I recently attended my college roomie's wedding, reuniting with another very close college friend who I've lost touch with over the years. When we met freshman year, she was open about the fact that she struggled with eating disorders in high school. She was careful about her food, but always healthy.
Now, over 10 years later, she's slimmer than I’ve ever seen her, and seemed downright unhappy. When I tried to ask pointed questions about what's going on in her life (job, relationship, family), she mostly reacted by saying she's got it under control. She's fine. She also spent a lot of the wedding reception running back and forth to the bathroom, which, as an adult I felt silly keeping track of. In the moment, I didn't want to say anything or put her on the spot, but I find myself worrying that maybe she is not okay.
Is there any helpful way I can reach out and see if she needs some support? Or, once someone's over 30, are you supposed to just butt out and let them come to you if they need help?
This is one of those situations in which the answer is so simple, and the execution is so damn complicated. Adulthood, amiright?
The simple answer is yes, of course, if you see a friend in trouble, you offer them help. Then there all those complications: Am I the best person to approach her? What if I’m wrong? What if I’m right, but I make things worse? Is this any of my business? The bad news is, no one can answer those questions for you. The good news is, it doesn’t matter. Whether or not you’re the best person to approach her, the universe or the wedding planner seated you near her at the wedding, and now you can’t unsee what you’ve seen. This is your business because you’re the one who noticed, and you’re the one who’s concerned.
I spoke with Claire Mysko, CEO of the National Eating Disorders Association, who confirmed that if you suspect something’s up, you should reach out. “Early intervention can make a big difference, and many people wait too long to say something because they think ‘it's not that severe,’” she says. Don’t wait for some sort of proof, because you probably won’t get it. “It can be tough to recognise red flags, especially in a culture where preoccupation with food and weight has sadly become the new norm. But the bottom line is that if you are noticing your friend's preoccupations are leading her or him to seem anxious and unhappy, or to withdraw from social activities and connection, that is enough of a sign to talk about.”
As for when and how, again, there’s no perfect answer. The conversation is going to be uncomfortable — but there are ways to make it more effective. “Raise your concerns directly, but in a non-judgmental way,” says Mysko. "Stress first and foremost that you’re addressing this because you care. Don't focus on weight. (‘You've gotten so thin!’ ‘You've gained weight.’) Instead, zero in on the behaviours. (‘I was concerned that you still went to the gym when you had the flu.’ ‘You've seemed so down recently and I heard you vomiting in the bathroom.’)" In your case, perhaps think of some specific moments from the wedding, or comments she made.
The point is to keep this private, caring, and clear.
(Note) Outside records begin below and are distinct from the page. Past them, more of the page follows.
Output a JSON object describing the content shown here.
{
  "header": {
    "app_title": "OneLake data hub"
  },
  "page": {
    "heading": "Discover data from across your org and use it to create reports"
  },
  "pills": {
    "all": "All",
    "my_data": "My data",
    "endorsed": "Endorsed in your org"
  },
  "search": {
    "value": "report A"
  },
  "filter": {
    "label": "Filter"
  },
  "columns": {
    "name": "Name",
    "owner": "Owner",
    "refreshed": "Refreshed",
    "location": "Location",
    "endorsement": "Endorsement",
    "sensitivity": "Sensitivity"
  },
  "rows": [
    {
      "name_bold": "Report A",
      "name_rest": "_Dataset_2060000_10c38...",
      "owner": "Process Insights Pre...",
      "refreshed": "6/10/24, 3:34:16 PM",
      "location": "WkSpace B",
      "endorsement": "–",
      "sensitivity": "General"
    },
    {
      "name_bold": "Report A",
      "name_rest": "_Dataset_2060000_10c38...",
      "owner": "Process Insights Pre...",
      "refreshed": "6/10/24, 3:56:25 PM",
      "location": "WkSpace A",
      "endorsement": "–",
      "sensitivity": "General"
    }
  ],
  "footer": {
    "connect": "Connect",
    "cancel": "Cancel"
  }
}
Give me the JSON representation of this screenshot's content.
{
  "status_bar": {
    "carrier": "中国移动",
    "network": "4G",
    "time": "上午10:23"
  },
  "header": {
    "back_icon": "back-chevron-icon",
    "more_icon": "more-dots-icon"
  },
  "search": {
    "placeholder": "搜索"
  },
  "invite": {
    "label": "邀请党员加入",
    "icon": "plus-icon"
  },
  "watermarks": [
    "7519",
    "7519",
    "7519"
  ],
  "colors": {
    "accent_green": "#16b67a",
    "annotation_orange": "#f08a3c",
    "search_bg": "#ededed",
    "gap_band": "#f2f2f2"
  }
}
Beating around the bush may seem gentler, but to someone in the grip of ED, anything left open to interpretation will almost certainly be interpreted the wrong way.
Most people know that eating disorders aren’t just about food or weight. But most people don’t really understand the possessive quality of this illness. By that, I mean it can possess you like a demon, blotting out reality, speaking through your mouth, and sharpening your skills of defence to an almost magical degree. I don’t mean to glamorise these disorders (as they so often are, unfortunately), but to remind you that you’re more likely in for a fight than a hug.
“Be prepared to be met with denial or defensiveness,” says Mysko, adding: “Remember that it doesn't help to get into a battle.” If things turn toward an argument, don’t take the bait. Remain calm and stay on message: You are a friend, and you’re willing to help. There is nothing more frustrating than staying neutral when someone’s trying to fight with you, but there is nothing more powerful either. That wily demon will see that you are onto its tricks, and somewhere inside, your friend will see you, too. She’ll see the lifeline.
And she might not take it. “You might not get through the first time, or even the 10th time,” says Mysko. “But do keep trying, in a calm and compassionate way.” Perhaps enlist mutual friends you trust, with discretion. This is not about ganging up on her (or doing anything that might look like ganging up). But this is not and cannot be your responsibility alone. Choose allies carefully, but do choose them. Then work together to be the most effective support system you can be. Reminds Mysko: “The best thing you can do as a friend is to educate yourself about eating disorders.”
When in doubt, remember that this is not about you solving her problems, or even diagnosing them. You don’t need to do any of that to be a good friend. Really, the only thing you’re capable of is extending that lifeline between her and the help she needs. You can’t control whether she takes it, ignores it, or throws it back in your face. The important part is that you, and everyone around her, just keep tossing the lifeline back out there.
If you suspect you or someone you know is dealing with an eating disorder, please go to B-Eat for resources, online support, and guides to local professionals. You can also call their helpline free on 0808 801 0677 (adults) or 0808 801 0711 (youths).